blogIn mid-September I traveled to London, England, to attend Autumn Stampex, one of two British national stamp shows sponsored by the Philatelic Traders’ Society, Great Britain’s national stamp dealers association. The show took place Sept. 16-19 at the Business Design Centre in Islington (central north London), a comfortable and attractive venue for a stamp show. Read More ›
September 28, 2015 03:30 AMAfter the 1906 earthquake in San Francisco, postal workers not only saved the mail, they saved the new post office building. Read More ›
Watch as Linn’s Stamp News senior editor Denise McCarty discusses current events that relate to the stamp hobby, including the relocation of a stamp show in Sweden due to the Syrian refugee crises, and new stamps honoring Pope Francis and the British monarchy.
Watch as Linn’s Stamp News associate editor Michael Baadke talks about a record fifth win for wildlife artist Joseph Hautman in the federal duck stamp art contest, and see the painting that will appear on next year’s federal duck stamp
Watch as Scott catalog senior editor Marty Frankevicz questions Bolivia’s choice for the design of a 2013 stamp honoring the country’s efforts to protect its migrants in foreign lands.
Watch as Linn’s Stamp News managing editor Chad Snee discusses the discovery of the upright Jenny Invert pane received in an order from Stamp Fulfillment Services in Kansas City, Mo., and also reports on the Confederate Stamp Alliance.
It is always a treat to get to see stamp dealers’ own collections.
In the recently concluded Linn’s United States Stamp Popularity Poll, the Circus Posters set of eight stamps was chosen as the overall favorite issue of 2014.
Dispersal of the splendid Daniel B. Curtis collection continued March 25, with Robert A. Siegel Auction Galleries gaveling items from United States back-of-the-book and possessions.

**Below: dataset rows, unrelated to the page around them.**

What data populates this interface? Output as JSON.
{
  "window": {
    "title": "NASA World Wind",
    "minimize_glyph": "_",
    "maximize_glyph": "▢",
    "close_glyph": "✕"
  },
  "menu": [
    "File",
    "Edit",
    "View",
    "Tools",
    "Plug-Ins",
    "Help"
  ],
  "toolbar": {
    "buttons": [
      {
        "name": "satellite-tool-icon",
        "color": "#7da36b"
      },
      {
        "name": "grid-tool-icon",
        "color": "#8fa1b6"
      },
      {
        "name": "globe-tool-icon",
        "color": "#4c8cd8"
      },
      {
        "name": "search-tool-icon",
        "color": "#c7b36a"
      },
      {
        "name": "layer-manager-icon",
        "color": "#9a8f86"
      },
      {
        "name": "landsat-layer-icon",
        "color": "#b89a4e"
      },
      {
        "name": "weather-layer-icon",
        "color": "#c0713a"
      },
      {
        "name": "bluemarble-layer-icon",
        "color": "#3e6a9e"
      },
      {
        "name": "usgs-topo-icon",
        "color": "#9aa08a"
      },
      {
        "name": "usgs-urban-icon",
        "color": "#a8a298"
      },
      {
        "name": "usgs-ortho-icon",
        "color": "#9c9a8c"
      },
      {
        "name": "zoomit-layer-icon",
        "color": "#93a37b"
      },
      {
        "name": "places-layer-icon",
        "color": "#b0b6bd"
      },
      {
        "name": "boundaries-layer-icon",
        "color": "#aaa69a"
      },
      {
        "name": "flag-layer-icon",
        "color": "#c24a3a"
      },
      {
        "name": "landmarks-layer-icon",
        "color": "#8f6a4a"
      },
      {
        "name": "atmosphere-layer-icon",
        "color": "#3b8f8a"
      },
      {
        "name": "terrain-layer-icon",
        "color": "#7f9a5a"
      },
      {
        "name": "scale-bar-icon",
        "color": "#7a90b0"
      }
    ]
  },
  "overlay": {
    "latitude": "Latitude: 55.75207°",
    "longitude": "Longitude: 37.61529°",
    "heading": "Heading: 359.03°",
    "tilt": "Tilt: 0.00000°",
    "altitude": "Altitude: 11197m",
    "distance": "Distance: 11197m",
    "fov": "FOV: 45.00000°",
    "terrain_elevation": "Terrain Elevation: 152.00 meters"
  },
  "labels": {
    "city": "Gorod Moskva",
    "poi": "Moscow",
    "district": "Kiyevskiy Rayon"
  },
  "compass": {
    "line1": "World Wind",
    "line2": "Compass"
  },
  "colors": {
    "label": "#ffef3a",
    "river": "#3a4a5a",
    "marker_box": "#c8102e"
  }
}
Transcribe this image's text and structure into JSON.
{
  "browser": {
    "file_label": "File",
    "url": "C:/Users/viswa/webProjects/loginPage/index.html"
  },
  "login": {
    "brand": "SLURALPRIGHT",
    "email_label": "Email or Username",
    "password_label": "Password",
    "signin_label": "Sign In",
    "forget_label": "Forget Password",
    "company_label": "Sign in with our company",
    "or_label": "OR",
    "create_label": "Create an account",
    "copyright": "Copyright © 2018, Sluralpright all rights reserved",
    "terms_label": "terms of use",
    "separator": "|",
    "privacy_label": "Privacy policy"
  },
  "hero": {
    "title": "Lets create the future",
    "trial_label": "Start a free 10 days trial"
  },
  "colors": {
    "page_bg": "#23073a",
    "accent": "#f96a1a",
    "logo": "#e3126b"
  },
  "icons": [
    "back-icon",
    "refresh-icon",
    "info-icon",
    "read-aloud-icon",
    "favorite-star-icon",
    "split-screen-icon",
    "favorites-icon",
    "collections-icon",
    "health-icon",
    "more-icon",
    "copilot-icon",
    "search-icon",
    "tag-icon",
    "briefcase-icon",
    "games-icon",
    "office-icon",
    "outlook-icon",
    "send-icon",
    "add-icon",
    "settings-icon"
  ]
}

The 175th anniversary of the first postage stamp, Great Britain's Penny Black, is May 6, but the stamp was placed on sale May 1, 1840, for mailers to use beginning on May 6, the designated issue date.